Assignment = Work through the data below and copy out every line where "住院呼吸组" is found.

[Component data from apps and pages]

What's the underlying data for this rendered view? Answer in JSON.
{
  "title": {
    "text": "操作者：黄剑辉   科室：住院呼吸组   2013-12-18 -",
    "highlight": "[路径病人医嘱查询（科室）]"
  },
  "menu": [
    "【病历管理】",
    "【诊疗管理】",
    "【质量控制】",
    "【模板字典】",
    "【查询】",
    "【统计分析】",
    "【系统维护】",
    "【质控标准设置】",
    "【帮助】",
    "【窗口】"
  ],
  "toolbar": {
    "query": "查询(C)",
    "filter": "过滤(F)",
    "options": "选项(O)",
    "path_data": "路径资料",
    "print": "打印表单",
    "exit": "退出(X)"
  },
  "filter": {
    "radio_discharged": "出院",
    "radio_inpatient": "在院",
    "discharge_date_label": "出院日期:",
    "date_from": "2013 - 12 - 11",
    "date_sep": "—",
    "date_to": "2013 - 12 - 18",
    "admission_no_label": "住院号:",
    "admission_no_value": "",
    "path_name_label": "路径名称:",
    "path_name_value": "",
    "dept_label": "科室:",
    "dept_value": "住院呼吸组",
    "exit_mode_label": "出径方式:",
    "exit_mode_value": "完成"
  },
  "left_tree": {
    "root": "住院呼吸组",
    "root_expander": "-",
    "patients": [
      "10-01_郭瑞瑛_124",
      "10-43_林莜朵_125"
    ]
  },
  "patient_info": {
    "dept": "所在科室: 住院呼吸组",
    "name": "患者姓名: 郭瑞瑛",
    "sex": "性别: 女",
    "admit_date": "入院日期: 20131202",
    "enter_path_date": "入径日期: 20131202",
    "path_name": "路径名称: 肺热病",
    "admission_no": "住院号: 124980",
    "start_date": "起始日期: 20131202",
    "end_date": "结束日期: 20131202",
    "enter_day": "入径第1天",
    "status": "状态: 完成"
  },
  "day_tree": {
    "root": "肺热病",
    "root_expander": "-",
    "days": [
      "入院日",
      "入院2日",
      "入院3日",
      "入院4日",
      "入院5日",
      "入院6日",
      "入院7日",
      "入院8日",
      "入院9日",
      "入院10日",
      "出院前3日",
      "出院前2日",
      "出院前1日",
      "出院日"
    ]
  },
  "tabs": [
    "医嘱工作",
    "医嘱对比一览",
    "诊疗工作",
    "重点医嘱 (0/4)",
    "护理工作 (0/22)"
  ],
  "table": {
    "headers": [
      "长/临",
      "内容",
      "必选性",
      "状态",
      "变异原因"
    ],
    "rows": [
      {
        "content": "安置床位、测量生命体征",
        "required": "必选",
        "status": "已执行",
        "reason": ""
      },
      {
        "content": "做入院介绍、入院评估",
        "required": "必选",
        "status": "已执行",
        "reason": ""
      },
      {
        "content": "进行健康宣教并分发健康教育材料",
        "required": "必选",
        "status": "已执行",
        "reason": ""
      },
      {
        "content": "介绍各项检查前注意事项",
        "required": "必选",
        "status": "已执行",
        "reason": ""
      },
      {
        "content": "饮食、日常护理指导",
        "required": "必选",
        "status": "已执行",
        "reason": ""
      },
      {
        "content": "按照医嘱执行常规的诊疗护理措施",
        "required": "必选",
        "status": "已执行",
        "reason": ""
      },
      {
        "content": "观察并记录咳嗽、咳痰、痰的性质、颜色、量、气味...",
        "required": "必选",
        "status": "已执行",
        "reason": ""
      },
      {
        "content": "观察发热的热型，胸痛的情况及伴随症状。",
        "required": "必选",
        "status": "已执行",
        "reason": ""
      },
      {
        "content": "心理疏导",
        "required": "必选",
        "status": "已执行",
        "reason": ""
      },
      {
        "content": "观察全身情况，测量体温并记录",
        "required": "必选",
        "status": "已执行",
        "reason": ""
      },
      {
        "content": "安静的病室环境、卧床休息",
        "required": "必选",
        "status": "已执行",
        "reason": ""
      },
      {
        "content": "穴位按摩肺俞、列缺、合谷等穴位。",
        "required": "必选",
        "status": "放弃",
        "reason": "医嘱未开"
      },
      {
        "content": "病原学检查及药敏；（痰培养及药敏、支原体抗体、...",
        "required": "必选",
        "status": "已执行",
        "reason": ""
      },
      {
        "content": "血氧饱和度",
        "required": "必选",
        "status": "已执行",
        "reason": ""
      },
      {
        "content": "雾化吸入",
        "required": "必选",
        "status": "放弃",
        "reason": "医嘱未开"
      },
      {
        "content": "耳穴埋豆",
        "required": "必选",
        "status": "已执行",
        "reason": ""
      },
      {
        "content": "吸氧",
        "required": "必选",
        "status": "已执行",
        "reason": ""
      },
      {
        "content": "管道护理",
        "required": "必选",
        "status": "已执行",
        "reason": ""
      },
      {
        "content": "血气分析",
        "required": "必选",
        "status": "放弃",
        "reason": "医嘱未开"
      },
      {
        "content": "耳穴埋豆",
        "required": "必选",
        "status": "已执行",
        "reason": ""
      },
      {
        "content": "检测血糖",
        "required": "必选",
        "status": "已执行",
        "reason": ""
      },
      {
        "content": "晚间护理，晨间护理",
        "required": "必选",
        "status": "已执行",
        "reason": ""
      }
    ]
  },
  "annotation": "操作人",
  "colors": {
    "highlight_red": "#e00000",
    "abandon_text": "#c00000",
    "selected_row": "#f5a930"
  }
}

Expected answer =
    "text": "操作者：黄剑辉   科室：住院呼吸组   2013-12-18 -",
    "dept_value": "住院呼吸组",
    "root": "住院呼吸组",
    "dept": "所在科室: 住院呼吸组",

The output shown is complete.